So Virginia, I’m curious as to how many different strains you’ve tried? Did you experiment with the various strains higher in Indica that help with anxiety and do not cause paranoia? If you only tried strains higher in Sativa, I can understand why you may have felt the way you did. This is why, in the beginning, they tell you to experiment. Only purchase small amounts until you find the one that’s right for you.
I, personally, cannot wait to try it for my RSD, Fibromyalgia and arthritis. I’m sick of taking so many pills that make me sick and damage my liver. Not to mention the expense of all of those pills monthly.
I have done an incredible amount of research regarding the various strains and hybrids of medical marijuana and am going into this process with as much knowledge as I possible can. I smoked actual “weed” a few months ago as sort of an experiment to see if it did anything at all for my pain and was stunned at how much better I felt! That experience is what made me start looking into possibly getting a medical marijuana card, doing a ton of research and finally making the initial appointment to see if I qualify. Obviously, I do qualify and will be seeing the doctor this week to do the formal paperwork to get registered with the department of health and get her recommendation regarding which strains may be best for me. I’m praying I get the same effects from most likely vaping, as I did when I smoked a few months ago. If I do, I will never touch another pill again. No fear of running out of pills, or if I leave the house worrying if I brought meds with me, no need for increase in dosage due to building up a tolerance and no more monthly visits to the pain management doctor.
I’m praying that after nearly five years of living this way, I may actually get my life back, or at least more of a life than I have now. Just laying in bed all day propped up by pillows unable to even tolerate a shower every day.
I’m not anti-opioids at all, I’m just hoping for a better, more natural and less harmful way to live.
And btw, the amount of THC is low and CBD is high, so no, you will not have to live your life any more “high” than 60 mg or so of Percocet daily combined with Xanax, muscle relaxers and god knows what else we’re all taking that we are severely addicted to. I have yet to meet anyone who has ever gone through withdrawals from stopping pot smoking and I’ve known many “potheads” in my life.


I’ve tried marijuana, smoked it.And like Dr. Grupta, I too felt very anxious. And bit paranoid even, and very much more aware of my pain to the point of actually needing more opioids in order to calm down the now excaberated pain caused by my intake of the marijuana.
So, unless there’s a better way, a better strain of marijuana, a person who knows what they’re talking about, or someone who can help me find what might possibly help my pain instead of make it worse, I’m all for my opioids and I for one say NO WAY CAN MARIJUANA TAKE THE PLACE OF OPIOIDS FOR PAIN!!!!!


As I have said before, trials done by Glasgow Pain Faculty Glasgow Medical School UK found disappointingly that medical cannabis ie, CBD without THC does not work for chronic pain states ie, where Central Sensitisation of the CNS is imvloved.
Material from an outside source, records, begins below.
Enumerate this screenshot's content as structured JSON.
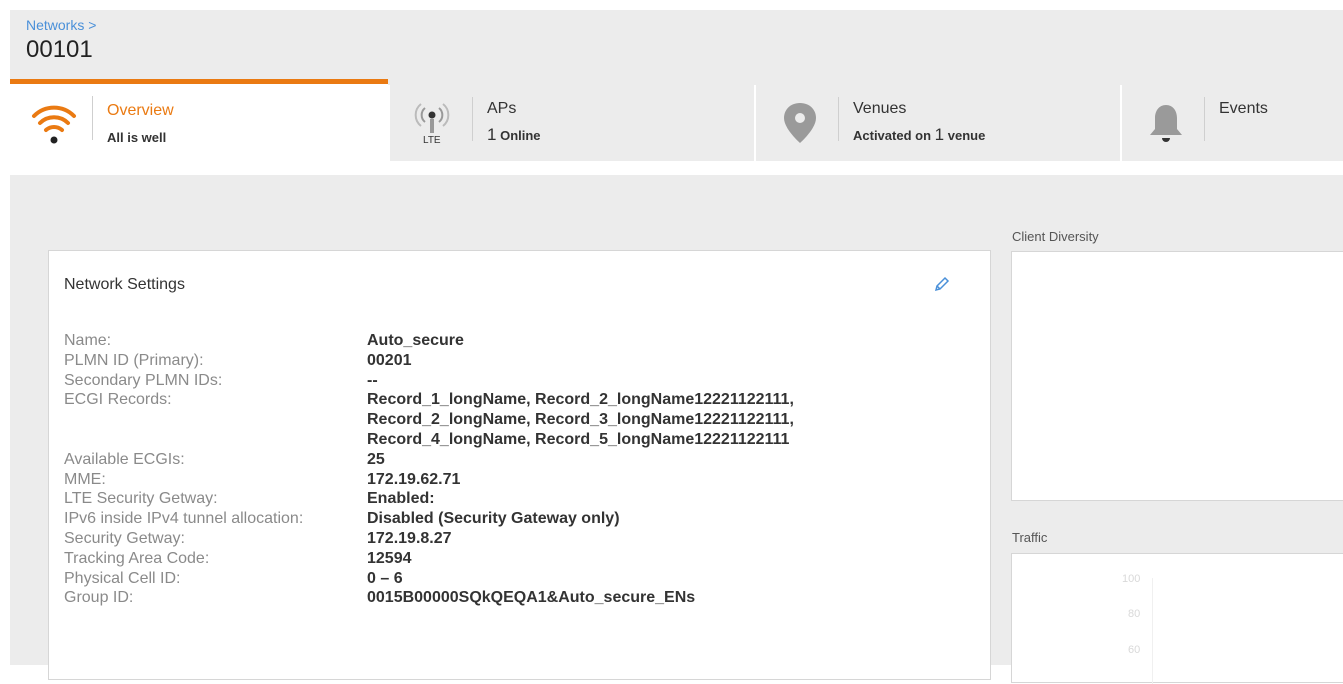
{
  "breadcrumb": "Networks >",
  "title": "00101",
  "tabs": [
    {
      "label": "Overview",
      "sub": "All is well",
      "icon": "wifi-icon",
      "active": true
    },
    {
      "label": "APs",
      "sub_num": "1",
      "sub_text": "Online",
      "icon": "lte-antenna-icon",
      "icon_text": "LTE"
    },
    {
      "label": "Venues",
      "sub_pre": "Activated on",
      "sub_num": "1",
      "sub_post": "venue",
      "icon": "location-pin-icon"
    },
    {
      "label": "Events",
      "icon": "bell-icon"
    }
  ],
  "settings": {
    "title": "Network Settings",
    "rows": [
      {
        "k": "Name:",
        "v": "Auto_secure"
      },
      {
        "k": "PLMN ID (Primary):",
        "v": "00201"
      },
      {
        "k": "Secondary PLMN IDs:",
        "v": "--"
      },
      {
        "k": "ECGI Records:",
        "v": "Record_1_longName, Record_2_longName12221122111,"
      },
      {
        "k": "",
        "v": "Record_2_longName, Record_3_longName12221122111,"
      },
      {
        "k": "",
        "v": "Record_4_longName, Record_5_longName12221122111"
      },
      {
        "k": "Available ECGIs:",
        "v": "25"
      },
      {
        "k": "MME:",
        "v": "172.19.62.71"
      },
      {
        "k": "LTE Security Getway:",
        "v": "Enabled:"
      },
      {
        "k": "IPv6 inside IPv4 tunnel allocation:",
        "v": "Disabled (Security Gateway only)"
      },
      {
        "k": "Security Getway:",
        "v": "172.19.8.27"
      },
      {
        "k": "Tracking Area Code:",
        "v": "12594"
      },
      {
        "k": "Physical Cell ID:",
        "v": "0 – 6"
      },
      {
        "k": "Group ID:",
        "v": "0015B00000SQkQEQA1&Auto_secure_ENs"
      }
    ]
  },
  "client_diversity": {
    "title": "Client Diversity"
  },
  "traffic": {
    "title": "Traffic",
    "ticks": [
      "100",
      "80",
      "60"
    ]
  },
  "colors": {
    "accent": "#ea7a12",
    "link": "#4a90d9"
  }
}
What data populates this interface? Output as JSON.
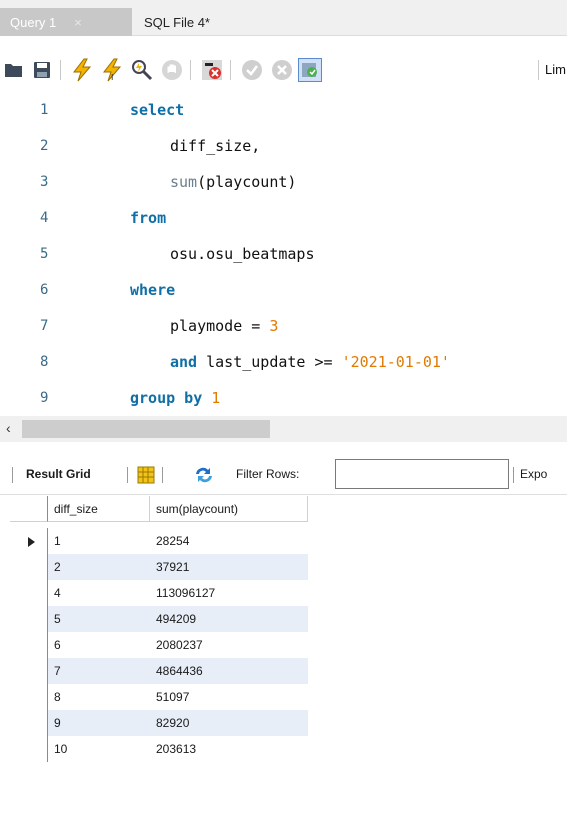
{
  "tabs": [
    {
      "label": "Query 1",
      "close": "×"
    },
    {
      "label": "SQL File 4*"
    }
  ],
  "toolbar": {
    "icons": [
      "open-folder-icon",
      "save-icon",
      "execute-icon",
      "execute-current-icon",
      "explain-icon",
      "stop-icon",
      "toggle-error-icon",
      "commit-icon",
      "rollback-icon",
      "autocommit-icon"
    ],
    "limit_label": "Lim"
  },
  "editor": {
    "lines": [
      {
        "n": "1",
        "tokens": [
          {
            "t": "kw",
            "v": "select"
          }
        ]
      },
      {
        "n": "2",
        "tokens": [
          {
            "t": "plain",
            "v": "diff_size,"
          }
        ]
      },
      {
        "n": "3",
        "tokens": [
          {
            "t": "fn",
            "v": "sum"
          },
          {
            "t": "plain",
            "v": "(playcount)"
          }
        ]
      },
      {
        "n": "4",
        "tokens": [
          {
            "t": "kw",
            "v": "from"
          }
        ]
      },
      {
        "n": "5",
        "tokens": [
          {
            "t": "plain",
            "v": "osu.osu_beatmaps"
          }
        ]
      },
      {
        "n": "6",
        "tokens": [
          {
            "t": "kw",
            "v": "where"
          }
        ]
      },
      {
        "n": "7",
        "tokens": [
          {
            "t": "plain",
            "v": "playmode = "
          },
          {
            "t": "num",
            "v": "3"
          }
        ]
      },
      {
        "n": "8",
        "tokens": [
          {
            "t": "kw",
            "v": "and "
          },
          {
            "t": "plain",
            "v": "last_update >= "
          },
          {
            "t": "str",
            "v": "'2021-01-01'"
          }
        ]
      },
      {
        "n": "9",
        "tokens": [
          {
            "t": "kw",
            "v": "group by "
          },
          {
            "t": "num",
            "v": "1"
          }
        ]
      }
    ]
  },
  "scrollbar": {
    "left_arrow": "‹"
  },
  "results": {
    "grid_label": "Result Grid",
    "filter_label": "Filter Rows:",
    "filter_value": "",
    "export_label": "Expo",
    "columns": [
      "diff_size",
      "sum(playcount)"
    ],
    "rows": [
      [
        "1",
        "28254"
      ],
      [
        "2",
        "37921"
      ],
      [
        "4",
        "113096127"
      ],
      [
        "5",
        "494209"
      ],
      [
        "6",
        "2080237"
      ],
      [
        "7",
        "4864436"
      ],
      [
        "8",
        "51097"
      ],
      [
        "9",
        "82920"
      ],
      [
        "10",
        "203613"
      ]
    ]
  },
  "colors": {
    "keyword": "#0f6fa6",
    "number": "#e07b00",
    "line_number": "#3a6a8a",
    "stripe": "#e8eef8"
  }
}
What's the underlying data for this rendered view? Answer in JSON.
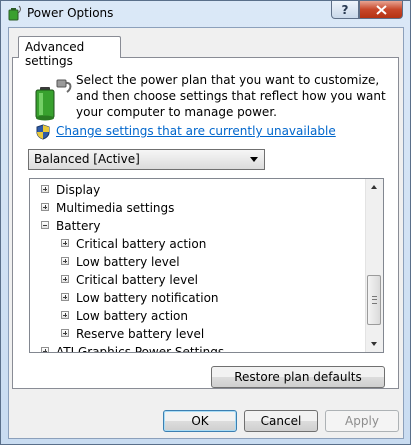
{
  "window": {
    "title": "Power Options",
    "help_label": "?",
    "close_label": "x"
  },
  "tabs": [
    {
      "label": "Advanced settings",
      "selected": true
    }
  ],
  "intro_text": "Select the power plan that you want to customize, and then choose settings that reflect how you want your computer to manage power.",
  "change_link": "Change settings that are currently unavailable",
  "plan_select": {
    "value": "Balanced [Active]"
  },
  "tree_items": [
    {
      "label": "Display",
      "expander": "plus"
    },
    {
      "label": "Multimedia settings",
      "expander": "plus"
    },
    {
      "label": "Battery",
      "expander": "minus"
    },
    {
      "label": "Critical battery action",
      "expander": "plus"
    },
    {
      "label": "Low battery level",
      "expander": "plus"
    },
    {
      "label": "Critical battery level",
      "expander": "plus"
    },
    {
      "label": "Low battery notification",
      "expander": "plus"
    },
    {
      "label": "Low battery action",
      "expander": "plus"
    },
    {
      "label": "Reserve battery level",
      "expander": "plus"
    },
    {
      "label": "ATI Graphics Power Settings",
      "expander": "plus"
    }
  ],
  "buttons": {
    "restore": "Restore plan defaults",
    "ok": "OK",
    "cancel": "Cancel",
    "apply": "Apply"
  },
  "colors": {
    "link": "#0066cc",
    "close_button": "#c7472a",
    "disabled_text": "#8d8d8d"
  },
  "icons": {
    "app": "power-options-icon",
    "battery": "battery-plug-icon",
    "shield": "uac-shield-icon"
  }
}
They are truly disappointed they cannot offer it to,their patients. THC makes you high so,you cannot function and only gives pain relief for about two hours, both of which are substantial drawbacks to its use and certainly are a I would have though a less good choice than long acting opioids. In addition THC has a vicious withdrawal syndrome so if you travel outside an area where it is legal you,are gong to be very sick and in high pain for two weeks, I was a great supporter of cannabis myself and although it works apparently for RA, Chrohns and some other pain conditions sadly the truth prevents me supporting it for Chronic Central Pain States for which it certainly won’t replace the role of opioids.